By Washington Business Journal

President Barack Obama wants federal government workers to re-think their commuting and work-related travel in an attempt to further reduce the governmentâ¿¿s greenhouse gas emissions.

The White House aims to cut the federal governmentâ¿¿s indirect greenhouse gas emissions by 13 percent from 2008 levels by 2020, said Nancy Sutley, chair of the White House Council on Environmental Quality, at a clean energy forum held Tuesday at the Eisenhower Executive Office Building.

Indirect emissions are less tangible than their direct counterparts, linked more to behaviors, such as commuting patterns. In January, Obama had ordered a 28 percent reduction by 2020 in the federal governmentâ¿¿s direct greenhouse gas emissions, whose sources are from government-owned facilities and vehicles.

The presidentâ¿¿s carbon emission reduction goals come as Congress works on a comprehensive energy bill.

⿿In addition to looking inward, we are looking to policy,⿝ Sutley said, echoing Obama⿿s mantra of making ⿿clean energy the profitable kind of energy.⿝

The success of this latest order on indirect emissions hinges largely on whether federal workers have access to public transit that would allow them to change their commuting behavior beyond carpooling.

Bob Peck, head of the General Services Administrationâ¿¿s Public Buildings Service, who was one of about 100 public- and private-sector leaders at the forum, said his agency is drafting guidelines that would land more federal offices near transit and encourage federal transit-oriented development in the future.

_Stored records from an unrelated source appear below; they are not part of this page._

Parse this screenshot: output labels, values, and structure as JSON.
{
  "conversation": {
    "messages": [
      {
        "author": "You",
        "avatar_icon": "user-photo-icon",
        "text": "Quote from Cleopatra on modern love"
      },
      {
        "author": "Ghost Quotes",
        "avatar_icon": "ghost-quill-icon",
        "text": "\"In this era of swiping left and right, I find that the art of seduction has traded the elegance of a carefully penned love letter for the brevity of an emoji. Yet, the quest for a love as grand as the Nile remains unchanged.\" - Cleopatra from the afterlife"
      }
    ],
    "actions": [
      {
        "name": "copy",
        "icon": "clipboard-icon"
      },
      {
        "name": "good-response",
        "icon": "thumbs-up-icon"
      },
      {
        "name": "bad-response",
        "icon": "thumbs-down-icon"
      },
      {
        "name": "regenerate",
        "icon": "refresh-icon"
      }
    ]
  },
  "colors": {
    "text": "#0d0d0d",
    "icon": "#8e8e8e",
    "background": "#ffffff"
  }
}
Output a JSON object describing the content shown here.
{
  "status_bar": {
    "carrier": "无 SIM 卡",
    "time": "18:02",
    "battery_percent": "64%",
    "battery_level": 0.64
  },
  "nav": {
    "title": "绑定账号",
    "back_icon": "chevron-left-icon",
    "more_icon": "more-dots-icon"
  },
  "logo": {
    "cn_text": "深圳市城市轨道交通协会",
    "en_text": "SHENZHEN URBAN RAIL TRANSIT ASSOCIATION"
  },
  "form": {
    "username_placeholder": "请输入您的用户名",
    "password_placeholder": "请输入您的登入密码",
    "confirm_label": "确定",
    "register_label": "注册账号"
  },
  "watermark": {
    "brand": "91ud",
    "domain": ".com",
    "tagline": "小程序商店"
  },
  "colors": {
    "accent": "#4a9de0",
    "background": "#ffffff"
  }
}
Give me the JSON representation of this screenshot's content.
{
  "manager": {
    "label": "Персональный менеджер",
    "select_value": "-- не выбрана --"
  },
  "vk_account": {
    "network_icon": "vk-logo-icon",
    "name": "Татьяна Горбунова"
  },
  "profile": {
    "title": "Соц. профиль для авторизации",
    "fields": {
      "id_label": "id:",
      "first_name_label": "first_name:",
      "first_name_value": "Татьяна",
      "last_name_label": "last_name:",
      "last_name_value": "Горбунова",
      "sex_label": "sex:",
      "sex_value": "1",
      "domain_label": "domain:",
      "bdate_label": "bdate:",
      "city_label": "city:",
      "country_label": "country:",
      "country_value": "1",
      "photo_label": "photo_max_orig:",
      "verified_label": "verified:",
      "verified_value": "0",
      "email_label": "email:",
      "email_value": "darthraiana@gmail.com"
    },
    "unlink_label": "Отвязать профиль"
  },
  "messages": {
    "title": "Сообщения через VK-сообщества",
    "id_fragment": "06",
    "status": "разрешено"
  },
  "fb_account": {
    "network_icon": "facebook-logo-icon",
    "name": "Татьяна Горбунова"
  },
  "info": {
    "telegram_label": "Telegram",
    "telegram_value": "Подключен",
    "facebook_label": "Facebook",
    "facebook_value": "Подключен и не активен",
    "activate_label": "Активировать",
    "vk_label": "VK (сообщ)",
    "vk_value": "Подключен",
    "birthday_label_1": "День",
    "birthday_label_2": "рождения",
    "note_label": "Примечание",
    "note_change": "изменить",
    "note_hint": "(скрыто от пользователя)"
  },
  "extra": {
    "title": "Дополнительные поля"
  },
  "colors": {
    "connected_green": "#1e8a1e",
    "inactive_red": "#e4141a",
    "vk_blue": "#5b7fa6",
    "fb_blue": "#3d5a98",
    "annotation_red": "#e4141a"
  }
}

Those guidelines are currently being vetted and could be released in the next 30 days.

Copyright 2010 American City Business Journals
Copyright 2010